Work to complete:
The lines below that include the word "true" are to be reported.
** Given records follows **
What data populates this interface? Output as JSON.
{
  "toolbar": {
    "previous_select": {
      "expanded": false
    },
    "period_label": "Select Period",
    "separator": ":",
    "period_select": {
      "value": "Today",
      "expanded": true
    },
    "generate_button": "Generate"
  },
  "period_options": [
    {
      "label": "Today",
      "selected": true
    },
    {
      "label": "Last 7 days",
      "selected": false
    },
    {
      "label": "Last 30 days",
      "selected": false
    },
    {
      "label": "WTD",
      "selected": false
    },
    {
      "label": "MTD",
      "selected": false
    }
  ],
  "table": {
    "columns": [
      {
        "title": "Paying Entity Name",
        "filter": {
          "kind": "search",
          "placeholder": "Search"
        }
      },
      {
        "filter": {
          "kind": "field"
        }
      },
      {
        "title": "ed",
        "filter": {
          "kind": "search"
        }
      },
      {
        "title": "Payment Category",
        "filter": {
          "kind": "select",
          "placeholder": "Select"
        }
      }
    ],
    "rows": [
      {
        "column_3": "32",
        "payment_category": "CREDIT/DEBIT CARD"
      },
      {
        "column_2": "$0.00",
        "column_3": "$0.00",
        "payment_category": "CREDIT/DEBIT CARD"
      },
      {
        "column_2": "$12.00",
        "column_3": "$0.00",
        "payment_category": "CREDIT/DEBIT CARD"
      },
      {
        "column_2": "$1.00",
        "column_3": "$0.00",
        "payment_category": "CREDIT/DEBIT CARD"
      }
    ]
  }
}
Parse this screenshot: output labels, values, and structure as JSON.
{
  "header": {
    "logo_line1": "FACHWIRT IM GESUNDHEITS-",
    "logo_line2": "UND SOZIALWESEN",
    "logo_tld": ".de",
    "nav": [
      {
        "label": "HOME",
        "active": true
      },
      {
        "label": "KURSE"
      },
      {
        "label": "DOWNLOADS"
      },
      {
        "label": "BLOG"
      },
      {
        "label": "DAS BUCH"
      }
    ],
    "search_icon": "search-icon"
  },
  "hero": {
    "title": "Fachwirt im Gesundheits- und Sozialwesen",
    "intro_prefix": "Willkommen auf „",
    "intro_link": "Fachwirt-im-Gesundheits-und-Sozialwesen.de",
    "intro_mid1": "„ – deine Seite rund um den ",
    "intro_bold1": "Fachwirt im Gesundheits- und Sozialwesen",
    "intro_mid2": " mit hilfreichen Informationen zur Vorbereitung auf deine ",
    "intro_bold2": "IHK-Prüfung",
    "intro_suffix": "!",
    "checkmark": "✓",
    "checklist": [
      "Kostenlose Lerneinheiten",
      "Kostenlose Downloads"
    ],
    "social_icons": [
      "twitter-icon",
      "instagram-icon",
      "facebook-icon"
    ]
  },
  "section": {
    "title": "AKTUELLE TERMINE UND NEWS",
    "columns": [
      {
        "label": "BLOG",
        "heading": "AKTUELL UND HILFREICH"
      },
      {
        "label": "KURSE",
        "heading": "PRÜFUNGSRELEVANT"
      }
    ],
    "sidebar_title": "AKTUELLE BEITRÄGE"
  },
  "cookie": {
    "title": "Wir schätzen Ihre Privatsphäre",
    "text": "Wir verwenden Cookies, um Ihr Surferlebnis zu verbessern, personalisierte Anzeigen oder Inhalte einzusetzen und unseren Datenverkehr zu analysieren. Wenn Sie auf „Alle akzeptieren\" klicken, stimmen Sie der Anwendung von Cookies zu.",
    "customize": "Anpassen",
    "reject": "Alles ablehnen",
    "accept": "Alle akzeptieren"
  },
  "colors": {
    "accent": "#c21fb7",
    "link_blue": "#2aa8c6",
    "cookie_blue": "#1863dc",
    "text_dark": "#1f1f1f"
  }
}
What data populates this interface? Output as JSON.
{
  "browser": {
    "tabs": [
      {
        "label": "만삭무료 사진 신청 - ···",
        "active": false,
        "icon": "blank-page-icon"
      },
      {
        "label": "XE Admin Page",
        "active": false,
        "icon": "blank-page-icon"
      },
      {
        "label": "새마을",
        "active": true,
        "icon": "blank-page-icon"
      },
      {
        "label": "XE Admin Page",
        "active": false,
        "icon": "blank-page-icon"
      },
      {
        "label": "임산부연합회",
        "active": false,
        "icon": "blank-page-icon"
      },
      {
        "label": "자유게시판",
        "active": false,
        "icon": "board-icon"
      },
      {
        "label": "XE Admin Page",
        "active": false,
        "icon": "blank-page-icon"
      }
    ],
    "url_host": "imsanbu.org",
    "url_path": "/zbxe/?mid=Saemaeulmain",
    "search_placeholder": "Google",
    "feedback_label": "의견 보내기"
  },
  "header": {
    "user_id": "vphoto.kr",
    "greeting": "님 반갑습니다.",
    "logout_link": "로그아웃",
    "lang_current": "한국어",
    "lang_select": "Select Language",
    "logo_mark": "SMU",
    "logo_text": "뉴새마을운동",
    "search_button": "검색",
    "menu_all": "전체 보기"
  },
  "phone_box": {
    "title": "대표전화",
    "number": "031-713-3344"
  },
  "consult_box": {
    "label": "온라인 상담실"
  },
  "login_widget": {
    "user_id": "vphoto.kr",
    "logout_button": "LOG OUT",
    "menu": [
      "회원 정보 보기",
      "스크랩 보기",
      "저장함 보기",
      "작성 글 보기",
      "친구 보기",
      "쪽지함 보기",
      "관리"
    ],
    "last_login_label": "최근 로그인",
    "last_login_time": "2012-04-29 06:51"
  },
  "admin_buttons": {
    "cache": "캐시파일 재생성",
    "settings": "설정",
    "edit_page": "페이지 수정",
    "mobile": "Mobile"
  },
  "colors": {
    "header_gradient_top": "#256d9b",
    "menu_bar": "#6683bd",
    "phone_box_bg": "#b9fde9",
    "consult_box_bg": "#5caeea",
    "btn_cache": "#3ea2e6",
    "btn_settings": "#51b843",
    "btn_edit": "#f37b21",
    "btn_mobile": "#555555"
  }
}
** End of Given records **
Response:
      "expanded": true
      "selected": true
        "active": true
        "active": true,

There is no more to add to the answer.